__Problem details__.
Copy the listing exactly; drop the pictures.

__Supplied records__.
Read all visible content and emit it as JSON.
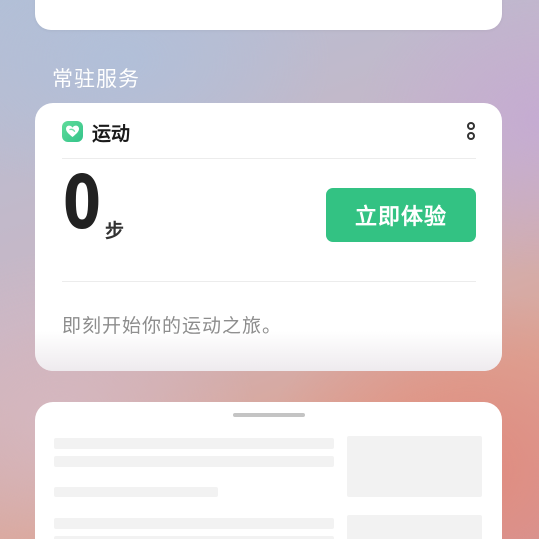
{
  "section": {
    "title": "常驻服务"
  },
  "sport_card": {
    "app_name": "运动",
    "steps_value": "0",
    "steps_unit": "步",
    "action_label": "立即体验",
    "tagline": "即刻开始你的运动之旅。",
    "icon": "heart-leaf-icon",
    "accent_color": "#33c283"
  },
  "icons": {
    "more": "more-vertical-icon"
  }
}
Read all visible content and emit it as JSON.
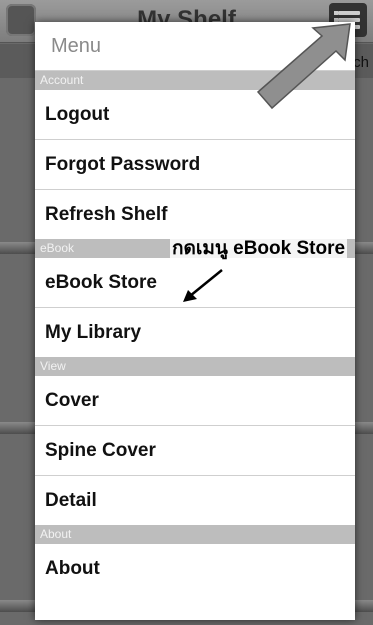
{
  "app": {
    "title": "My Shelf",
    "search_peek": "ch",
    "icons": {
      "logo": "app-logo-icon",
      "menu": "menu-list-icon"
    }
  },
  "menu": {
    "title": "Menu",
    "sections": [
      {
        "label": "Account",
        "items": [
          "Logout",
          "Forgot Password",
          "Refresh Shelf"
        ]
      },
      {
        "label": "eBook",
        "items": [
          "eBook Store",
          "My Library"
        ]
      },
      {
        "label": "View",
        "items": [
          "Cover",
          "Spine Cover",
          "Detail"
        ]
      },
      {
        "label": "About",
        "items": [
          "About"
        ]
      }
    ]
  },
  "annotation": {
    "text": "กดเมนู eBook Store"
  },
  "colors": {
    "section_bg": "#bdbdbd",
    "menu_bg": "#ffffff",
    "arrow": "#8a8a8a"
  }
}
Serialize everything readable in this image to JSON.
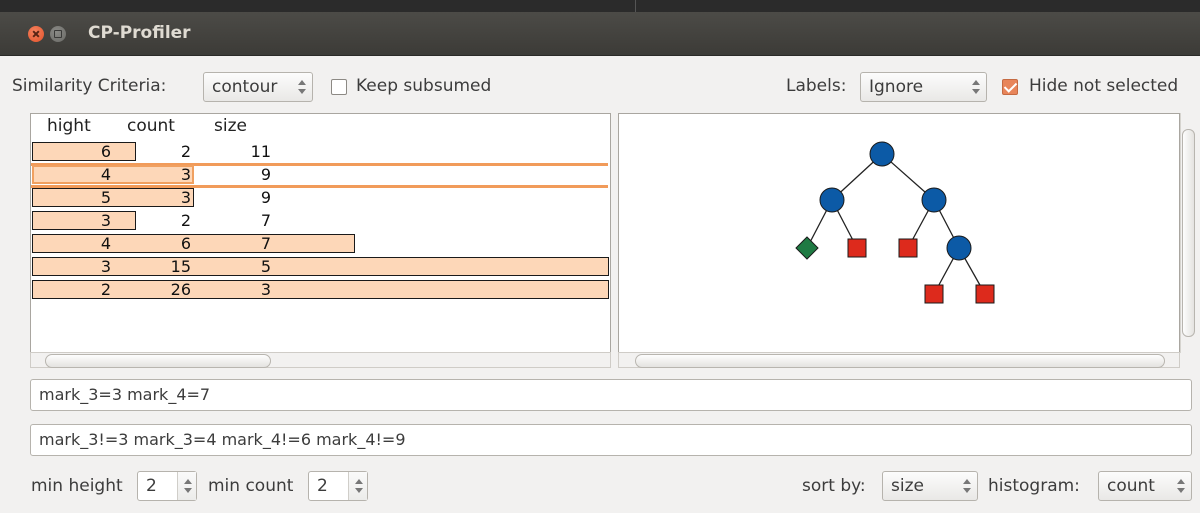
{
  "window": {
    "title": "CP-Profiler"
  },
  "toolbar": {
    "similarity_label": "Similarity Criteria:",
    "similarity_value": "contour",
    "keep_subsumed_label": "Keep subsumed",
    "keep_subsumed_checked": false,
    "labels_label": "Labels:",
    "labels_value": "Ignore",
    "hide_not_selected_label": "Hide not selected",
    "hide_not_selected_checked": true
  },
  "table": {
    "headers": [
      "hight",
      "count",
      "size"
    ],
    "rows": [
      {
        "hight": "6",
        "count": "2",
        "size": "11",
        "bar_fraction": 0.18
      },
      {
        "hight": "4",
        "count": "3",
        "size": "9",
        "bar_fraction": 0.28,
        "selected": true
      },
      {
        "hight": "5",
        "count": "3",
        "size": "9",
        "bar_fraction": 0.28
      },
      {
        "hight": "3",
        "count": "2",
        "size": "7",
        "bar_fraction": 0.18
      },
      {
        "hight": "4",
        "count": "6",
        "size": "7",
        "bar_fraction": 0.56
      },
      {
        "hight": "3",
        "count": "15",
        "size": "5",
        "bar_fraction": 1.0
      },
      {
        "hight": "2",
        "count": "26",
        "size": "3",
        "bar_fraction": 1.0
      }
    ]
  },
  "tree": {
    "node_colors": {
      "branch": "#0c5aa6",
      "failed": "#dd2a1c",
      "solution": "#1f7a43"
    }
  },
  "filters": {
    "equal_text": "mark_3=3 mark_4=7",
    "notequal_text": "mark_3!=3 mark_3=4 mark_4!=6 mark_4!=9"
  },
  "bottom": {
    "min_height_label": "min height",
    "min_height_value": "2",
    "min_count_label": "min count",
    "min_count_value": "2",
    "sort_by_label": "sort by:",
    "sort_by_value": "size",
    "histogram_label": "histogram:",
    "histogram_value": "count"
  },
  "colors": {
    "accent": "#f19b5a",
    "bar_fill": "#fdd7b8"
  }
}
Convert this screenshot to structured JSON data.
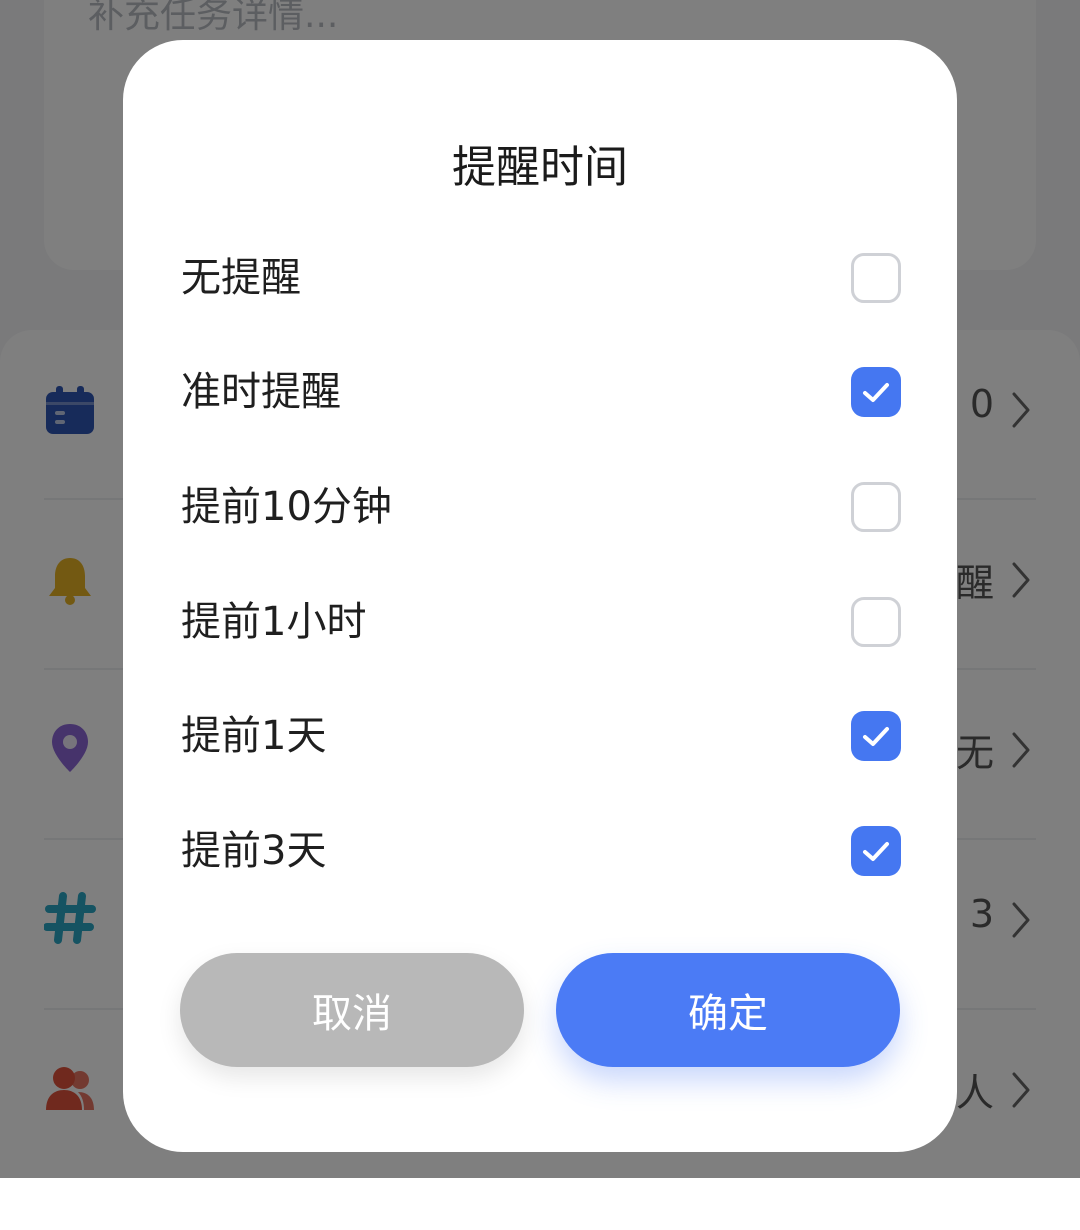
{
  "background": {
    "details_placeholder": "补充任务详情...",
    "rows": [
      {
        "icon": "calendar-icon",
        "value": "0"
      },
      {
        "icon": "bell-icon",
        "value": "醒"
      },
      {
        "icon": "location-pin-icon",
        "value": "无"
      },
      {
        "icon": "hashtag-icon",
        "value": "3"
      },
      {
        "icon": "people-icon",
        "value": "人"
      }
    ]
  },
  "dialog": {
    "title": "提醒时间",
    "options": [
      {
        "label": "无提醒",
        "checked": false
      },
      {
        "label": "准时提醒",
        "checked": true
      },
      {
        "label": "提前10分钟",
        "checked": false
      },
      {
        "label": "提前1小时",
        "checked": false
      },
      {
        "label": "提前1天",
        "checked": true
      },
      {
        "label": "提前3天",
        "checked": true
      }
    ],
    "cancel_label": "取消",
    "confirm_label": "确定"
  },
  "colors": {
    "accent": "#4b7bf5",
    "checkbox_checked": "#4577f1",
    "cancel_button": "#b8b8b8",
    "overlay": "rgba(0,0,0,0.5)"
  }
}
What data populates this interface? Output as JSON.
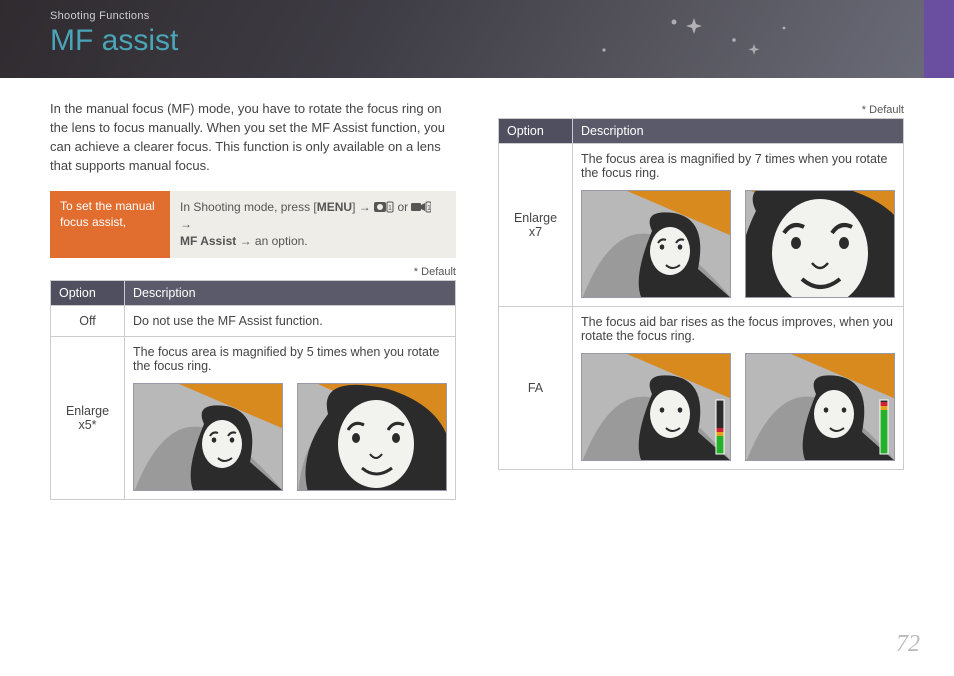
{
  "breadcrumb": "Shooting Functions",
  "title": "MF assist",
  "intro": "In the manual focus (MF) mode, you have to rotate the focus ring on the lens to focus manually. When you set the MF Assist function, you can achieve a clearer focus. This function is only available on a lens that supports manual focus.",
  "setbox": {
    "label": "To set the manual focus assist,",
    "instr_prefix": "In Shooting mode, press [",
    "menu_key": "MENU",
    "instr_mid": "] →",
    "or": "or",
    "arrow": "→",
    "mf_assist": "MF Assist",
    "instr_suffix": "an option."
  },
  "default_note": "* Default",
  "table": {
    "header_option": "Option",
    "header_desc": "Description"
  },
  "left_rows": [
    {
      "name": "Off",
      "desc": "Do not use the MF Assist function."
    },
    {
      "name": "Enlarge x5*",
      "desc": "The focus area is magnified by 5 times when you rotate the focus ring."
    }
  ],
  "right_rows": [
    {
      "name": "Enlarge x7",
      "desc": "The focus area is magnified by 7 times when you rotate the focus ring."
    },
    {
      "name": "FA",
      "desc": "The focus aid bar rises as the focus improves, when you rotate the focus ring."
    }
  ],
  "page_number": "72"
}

__Task answer__.
Read all visible content and emit it as JSON.
{
  "section": {
    "title": "常驻服务"
  },
  "sport_card": {
    "app_name": "运动",
    "steps_value": "0",
    "steps_unit": "步",
    "action_label": "立即体验",
    "tagline": "即刻开始你的运动之旅。",
    "icon": "heart-leaf-icon",
    "accent_color": "#33c283"
  },
  "icons": {
    "more": "more-vertical-icon"
  }
}
Read all visible content and emit it as JSON.
{
  "app": {
    "title": "My Shelf",
    "search_peek": "ch",
    "icons": {
      "logo": "app-logo-icon",
      "menu": "menu-list-icon"
    }
  },
  "menu": {
    "title": "Menu",
    "sections": [
      {
        "label": "Account",
        "items": [
          "Logout",
          "Forgot Password",
          "Refresh Shelf"
        ]
      },
      {
        "label": "eBook",
        "items": [
          "eBook Store",
          "My Library"
        ]
      },
      {
        "label": "View",
        "items": [
          "Cover",
          "Spine Cover",
          "Detail"
        ]
      },
      {
        "label": "About",
        "items": [
          "About"
        ]
      }
    ]
  },
  "annotation": {
    "text": "กดเมนู eBook Store"
  },
  "colors": {
    "section_bg": "#bdbdbd",
    "menu_bg": "#ffffff",
    "arrow": "#8a8a8a"
  }
}
Serialize everything readable in this image to JSON.
{
  "window": {
    "title": "CP-Profiler"
  },
  "toolbar": {
    "similarity_label": "Similarity Criteria:",
    "similarity_value": "contour",
    "keep_subsumed_label": "Keep subsumed",
    "keep_subsumed_checked": false,
    "labels_label": "Labels:",
    "labels_value": "Ignore",
    "hide_not_selected_label": "Hide not selected",
    "hide_not_selected_checked": true
  },
  "table": {
    "headers": [
      "hight",
      "count",
      "size"
    ],
    "rows": [
      {
        "hight": "6",
        "count": "2",
        "size": "11",
        "bar_fraction": 0.18
      },
      {
        "hight": "4",
        "count": "3",
        "size": "9",
        "bar_fraction": 0.28,
        "selected": true
      },
      {
        "hight": "5",
        "count": "3",
        "size": "9",
        "bar_fraction": 0.28
      },
      {
        "hight": "3",
        "count": "2",
        "size": "7",
        "bar_fraction": 0.18
      },
      {
        "hight": "4",
        "count": "6",
        "size": "7",
        "bar_fraction": 0.56
      },
      {
        "hight": "3",
        "count": "15",
        "size": "5",
        "bar_fraction": 1.0
      },
      {
        "hight": "2",
        "count": "26",
        "size": "3",
        "bar_fraction": 1.0
      }
    ]
  },
  "tree": {
    "node_colors": {
      "branch": "#0c5aa6",
      "failed": "#dd2a1c",
      "solution": "#1f7a43"
    }
  },
  "filters": {
    "equal_text": "mark_3=3 mark_4=7",
    "notequal_text": "mark_3!=3 mark_3=4 mark_4!=6 mark_4!=9"
  },
  "bottom": {
    "min_height_label": "min height",
    "min_height_value": "2",
    "min_count_label": "min count",
    "min_count_value": "2",
    "sort_by_label": "sort by:",
    "sort_by_value": "size",
    "histogram_label": "histogram:",
    "histogram_value": "count"
  },
  "colors": {
    "accent": "#f19b5a",
    "bar_fill": "#fdd7b8"
  }
}
Convert this screenshot to structured JSON data.
{
  "background": {
    "details_placeholder": "补充任务详情...",
    "rows": [
      {
        "icon": "calendar-icon",
        "value": "0"
      },
      {
        "icon": "bell-icon",
        "value": "醒"
      },
      {
        "icon": "location-pin-icon",
        "value": "无"
      },
      {
        "icon": "hashtag-icon",
        "value": "3"
      },
      {
        "icon": "people-icon",
        "value": "人"
      }
    ]
  },
  "dialog": {
    "title": "提醒时间",
    "options": [
      {
        "label": "无提醒",
        "checked": false
      },
      {
        "label": "准时提醒",
        "checked": true
      },
      {
        "label": "提前10分钟",
        "checked": false
      },
      {
        "label": "提前1小时",
        "checked": false
      },
      {
        "label": "提前1天",
        "checked": true
      },
      {
        "label": "提前3天",
        "checked": true
      }
    ],
    "cancel_label": "取消",
    "confirm_label": "确定"
  },
  "colors": {
    "accent": "#4b7bf5",
    "checkbox_checked": "#4577f1",
    "cancel_button": "#b8b8b8",
    "overlay": "rgba(0,0,0,0.5)"
  }
}
What data populates this interface? Output as JSON.
{
  "breadcrumb": "Shooting Functions",
  "title": "MF assist",
  "intro": "In the manual focus (MF) mode, you have to rotate the focus ring on the lens to focus manually. When you set the MF Assist function, you can achieve a clearer focus. This function is only available on a lens that supports manual focus.",
  "setbox": {
    "label": "To set the manual focus assist,",
    "instr_prefix": "In Shooting mode, press [",
    "menu_key": "MENU",
    "instr_mid": "] →",
    "or": "or",
    "arrow": "→",
    "mf_assist": "MF Assist",
    "instr_suffix": "an option."
  },
  "default_note": "* Default",
  "table": {
    "header_option": "Option",
    "header_desc": "Description"
  },
  "left_rows": [
    {
      "name": "Off",
      "desc": "Do not use the MF Assist function."
    },
    {
      "name": "Enlarge x5*",
      "desc": "The focus area is magnified by 5 times when you rotate the focus ring."
    }
  ],
  "right_rows": [
    {
      "name": "Enlarge x7",
      "desc": "The focus area is magnified by 7 times when you rotate the focus ring."
    },
    {
      "name": "FA",
      "desc": "The focus aid bar rises as the focus improves, when you rotate the focus ring."
    }
  ],
  "page_number": "72"
}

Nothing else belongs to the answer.